Since its founding in 1989, Citrix has grown steadily by selling software built on Microsoft OS. Why has Citrix stuck to the Microsoft platform?
First of all I won’t say that we are stuck to Microsoft but yes the company has been very important for us and we have definitely created lot of successes through our partnership.
But was it a logical platform considering that Unix provides a leaner high-performance kind of platform for high-end application and especially with Linux coming round the corner in a major way. In fact, NT is not the first thing that comes to mind when you look in for that kind of security and stability.
Well, we are not embracing one platform over the other. Actually we have introduced Unix for MetaFrame, Solaris and AIX for MetaFrame and also encouraging use of Java on a MetaFrame environment. Essentially Citrix is a market driven company and users have been telling us that they are deploying applications on NT and I think the success of Citrix is testimony of the power of the relationship that we have with Microsoft. Citrix has actually grown in 10 years to become a $ 500 million company. In just the time that I have been with the company-in four years-I have seen the company’s revenue grow from $ 40 million to $ 500 million. That success has come with the partnership with Microsoft but that in no way is pulling us from other types of partnership with companies like HP and with those providing other types of operating environment.

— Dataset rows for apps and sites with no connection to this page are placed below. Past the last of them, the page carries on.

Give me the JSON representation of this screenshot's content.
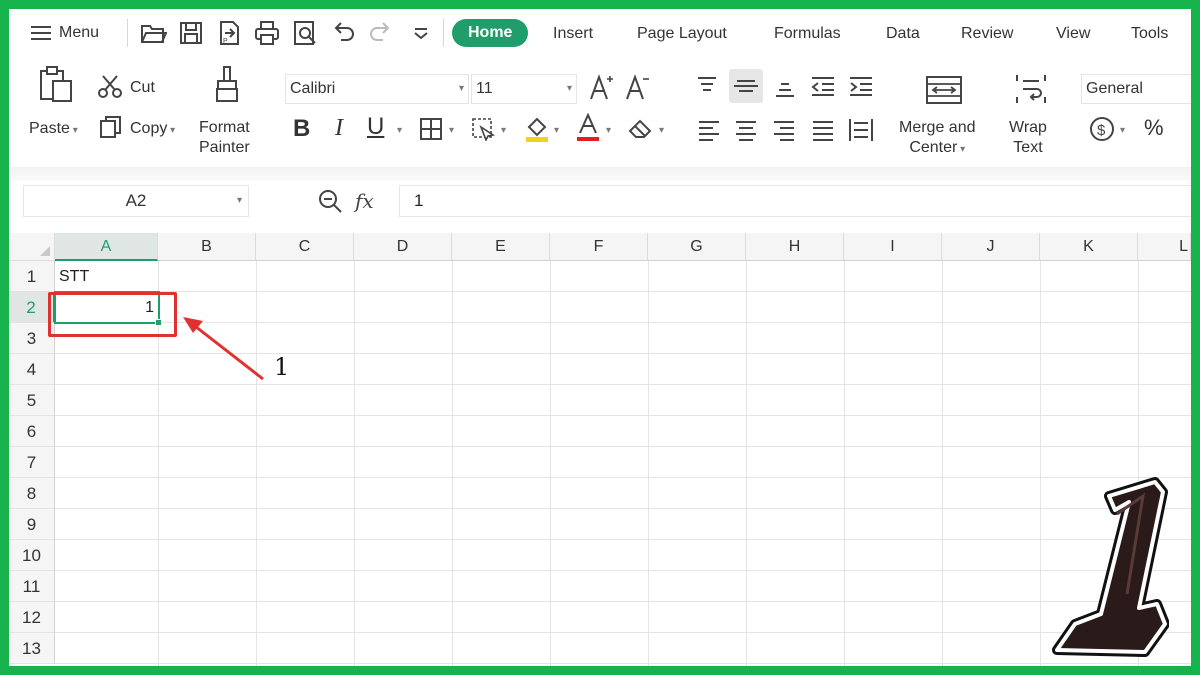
{
  "menubar": {
    "menu_label": "Menu",
    "tabs": [
      {
        "label": "Home",
        "active": true
      },
      {
        "label": "Insert"
      },
      {
        "label": "Page Layout"
      },
      {
        "label": "Formulas"
      },
      {
        "label": "Data"
      },
      {
        "label": "Review"
      },
      {
        "label": "View"
      },
      {
        "label": "Tools"
      }
    ],
    "quick_access_icons": [
      "open-folder-icon",
      "save-icon",
      "export-pdf-icon",
      "print-icon",
      "print-preview-icon",
      "undo-icon",
      "redo-icon",
      "customize-icon"
    ]
  },
  "ribbon": {
    "paste_label": "Paste",
    "cut_label": "Cut",
    "copy_label": "Copy",
    "format_painter_line1": "Format",
    "format_painter_line2": "Painter",
    "font_name": "Calibri",
    "font_size": "11",
    "merge_line1": "Merge and",
    "merge_line2": "Center",
    "wrap_line1": "Wrap",
    "wrap_line2": "Text",
    "number_format": "General",
    "percent": "%"
  },
  "formula_bar": {
    "name_box": "A2",
    "fx": "fx",
    "value": "1"
  },
  "sheet": {
    "columns": [
      "A",
      "B",
      "C",
      "D",
      "E",
      "F",
      "G",
      "H",
      "I",
      "J",
      "K",
      "L"
    ],
    "rows": [
      "1",
      "2",
      "3",
      "4",
      "5",
      "6",
      "7",
      "8",
      "9",
      "10",
      "11",
      "12",
      "13"
    ],
    "selected_column": "A",
    "selected_row": "2",
    "cells": {
      "A1": "STT",
      "A2": "1"
    }
  },
  "annotation": {
    "arrow_label": "1",
    "big_step_number": "1"
  },
  "colors": {
    "frame_green": "#16b34c",
    "accent": "#1f9d6b",
    "annotation_red": "#e03030"
  }
}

What is the nature of your partnership with Microsoft?
Our partnership with Microsoft goes back since the days the company was founded. Microsoft has relations with Citrix on several different fronts. We have developed most of the user kernels for NT called MultiWin. This is our multi-user technology and we essentially licensed it to Microsoft. That was one of the considerable licensing agreement with Microsoft. We also have a completely unique relationship with Microsoft in that Citrix is the only company that has ever had the ability to be able to work with and manipulate the Microsoft kernel. That itself shows the depth in this relationship with Microsoft. In addition to the technological and licensing agreement with Microsoft, Citrix has also worked very closely towards marketing. We are certainly doing that in India.
Are you doing some bundling with them?
We have actually withdrawn from that. Essentially, WinFrame was a bundled product with Microsoft as it was a multi-user version of Windows 3.51. We are not an operating systems company and have never really wanted to be in that business. We delivered WinFrame because there was something that was required, we had the vision and that was the best way to exploit the opportunity at that time. Now we see ourselves as a separate engine, in dealing with a more robust environment that compliments not only Windows NT but also the other operating systems environment.
How do you look at the Indian market for the Citrix products?
Well, so far we have done a pretty great job in terms of creating a brand image here in India. But I think we have barely scratched the surface in terms of the potential here for Citrix. With the recent acquisition of Powertell Boca in Bangalore, we have really propelled our plan of entering the Indian market. It’s really a matter of education for us right now. The responses that we have so far got from the customers in India shows that they are very responsive to our products. It fits their need as well as any other group of customers’ that we have seen anywhere. But it still is an education process in terms of helping people understand exactly what is server-based computing and what is MetaFrame. But certainly, I think, the efforts that we have put in to create Citrix brand awareness in the country will pave the way for this next stage of creating education that is going to translate into Citrix having a very significance presence in India.
in New Delhi